Years later we saw each other at a reunion of the class of ’55. Paul was like an old shoe, easy and relaxed, never trying to show off or impress anyone. I hadn’t seen him in 15 years or more and after five minutes it was as though we were back in high school, hanging out at Aughe’s Drug Store on the square, eyeing the girls and sipping cherry Cokes.
In the last few years, I’m glad to say, we kept in touch more. On the phone or online Paul’s humor would cut through the nonsense, and he liked to rib me about my Democratic Party affiliation. We could joke about politics and the morons in both parties. It was always friendly, never nasty or an effort to score points. Imagine that. Civility and humor.
During a class reunion in 2010, Paul and I had lunch with another classmate, Jim Ulm, who after Frankfort went on to graduate from the Air Force Academy and become a general. Our wives sat there while the three of us recalled two of our favorite high school memories—stealing pumpkins from porches one Halloween and smashing them on the principal’s front porch and getting awfully sick from adult beverages the first Thanksgiving we were all back in Frankfort from college. For reasons probably only understood by a man, the three of us remained proud of these misdeeds, and they were just as hilarious and marvelous 55 years later as they were when they happened.
One of the interesting things about seeing Paul in my later years was he would always tell me what restaurants served breaded tenderloins, apparently feeling that living a long way from Indiana left me culturally and culinarily deprived. I usually seized the opportunity and ordered a breaded tenderloin, something I haven’t seen on the Panera menu.
Last August the class of ’55 got together once again. Paul didn’t make this one, and I wrote him later that “when you don’t show up…everything jumps the tracks.” The envelope with the class picture arrived with a notation that $1.34 in postage was due, at least three of our women classmates were misidentified in the captions, and the month the picture was taken was also wrong. I told Paul all the guys in the picture were correctly named, though one of our classmates now looks like a member of ZZ Top.

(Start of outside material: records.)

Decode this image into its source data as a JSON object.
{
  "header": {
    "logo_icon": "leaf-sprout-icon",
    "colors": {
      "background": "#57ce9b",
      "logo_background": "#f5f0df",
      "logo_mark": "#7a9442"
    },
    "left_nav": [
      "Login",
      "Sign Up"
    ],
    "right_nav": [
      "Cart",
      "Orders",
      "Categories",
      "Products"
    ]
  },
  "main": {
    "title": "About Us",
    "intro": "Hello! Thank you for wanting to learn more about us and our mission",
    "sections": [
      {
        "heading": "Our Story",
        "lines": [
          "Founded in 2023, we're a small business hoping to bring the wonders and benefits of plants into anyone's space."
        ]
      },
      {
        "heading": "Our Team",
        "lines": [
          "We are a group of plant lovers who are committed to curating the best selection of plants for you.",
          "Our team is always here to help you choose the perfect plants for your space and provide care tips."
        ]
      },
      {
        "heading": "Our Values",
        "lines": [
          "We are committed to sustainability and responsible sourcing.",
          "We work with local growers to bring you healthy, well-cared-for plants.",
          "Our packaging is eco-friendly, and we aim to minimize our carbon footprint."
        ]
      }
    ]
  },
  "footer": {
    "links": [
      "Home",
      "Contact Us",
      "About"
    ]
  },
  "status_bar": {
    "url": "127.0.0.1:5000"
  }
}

All these years later I remember one football game when I got hit hard and was woozy. Before Coach Baldwin sent me back into the game, he looked at Paul and said, “Take care of your buddy.” He did.

My nickname for my buddy Paul was “Shoulders.” He had very round shoulders. Appearances are very deceiving. The man had very big shoulders, and his wife Pat and kids and grandkids know that. He was a dear friend, and I’ll miss him.



If you have news, information or pictures
you wish to share, please contact Lynda Laughner through this class site or email me at    Thank you